» **EXERCISE OBJECTIVE**
So that nothing is lost, restate each entry exactly as supplied.

» **PROVIDED RECORDS**
########

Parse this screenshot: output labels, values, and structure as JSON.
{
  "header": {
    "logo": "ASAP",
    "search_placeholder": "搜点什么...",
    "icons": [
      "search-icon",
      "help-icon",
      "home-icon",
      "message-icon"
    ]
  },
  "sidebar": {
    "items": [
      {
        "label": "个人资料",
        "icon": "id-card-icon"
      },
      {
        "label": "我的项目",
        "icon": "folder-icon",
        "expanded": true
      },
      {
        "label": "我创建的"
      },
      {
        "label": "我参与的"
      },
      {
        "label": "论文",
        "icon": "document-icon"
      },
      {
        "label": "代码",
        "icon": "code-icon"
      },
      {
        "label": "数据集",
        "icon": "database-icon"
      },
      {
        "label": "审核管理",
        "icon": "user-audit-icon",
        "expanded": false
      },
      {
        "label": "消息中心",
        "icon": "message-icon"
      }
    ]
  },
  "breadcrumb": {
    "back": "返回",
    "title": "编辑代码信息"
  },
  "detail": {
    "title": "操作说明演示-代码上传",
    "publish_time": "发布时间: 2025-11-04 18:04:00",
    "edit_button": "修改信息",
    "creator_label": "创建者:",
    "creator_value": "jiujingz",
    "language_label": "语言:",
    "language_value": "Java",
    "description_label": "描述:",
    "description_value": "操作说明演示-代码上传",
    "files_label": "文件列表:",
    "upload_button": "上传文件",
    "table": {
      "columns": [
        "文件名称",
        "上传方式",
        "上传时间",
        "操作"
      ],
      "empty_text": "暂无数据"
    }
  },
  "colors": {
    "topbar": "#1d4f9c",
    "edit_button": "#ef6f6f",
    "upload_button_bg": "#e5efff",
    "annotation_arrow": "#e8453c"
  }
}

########

» **WRITTEN ANSWER**
Parse this screenshot: output labels, values, and structure as JSON.
{
  "header": {
    "logo": "ASAP",
    "search_placeholder": "搜点什么...",
    "icons": [
      "search-icon",
      "help-icon",
      "home-icon",
      "message-icon"
    ]
  },
  "sidebar": {
    "items": [
      {
        "label": "个人资料",
        "icon": "id-card-icon"
      },
      {
        "label": "我的项目",
        "icon": "folder-icon",
        "expanded": true
      },
      {
        "label": "我创建的"
      },
      {
        "label": "我参与的"
      },
      {
        "label": "论文",
        "icon": "document-icon"
      },
      {
        "label": "代码",
        "icon": "code-icon"
      },
      {
        "label": "数据集",
        "icon": "database-icon"
      },
      {
        "label": "审核管理",
        "icon": "user-audit-icon",
        "expanded": false
      },
      {
        "label": "消息中心",
        "icon": "message-icon"
      }
    ]
  },
  "breadcrumb": {
    "back": "返回",
    "title": "编辑代码信息"
  },
  "detail": {
    "title": "操作说明演示-代码上传",
    "publish_time": "发布时间: 2025-11-04 18:04:00",
    "edit_button": "修改信息",
    "creator_label": "创建者:",
    "creator_value": "jiujingz",
    "language_label": "语言:",
    "language_value": "Java",
    "description_label": "描述:",
    "description_value": "操作说明演示-代码上传",
    "files_label": "文件列表:",
    "upload_button": "上传文件",
    "table": {
      "columns": [
        "文件名称",
        "上传方式",
        "上传时间",
        "操作"
      ],
      "empty_text": "暂无数据"
    }
  },
  "colors": {
    "topbar": "#1d4f9c",
    "edit_button": "#ef6f6f",
    "upload_button_bg": "#e5efff",
    "annotation_arrow": "#e8453c"
  }
}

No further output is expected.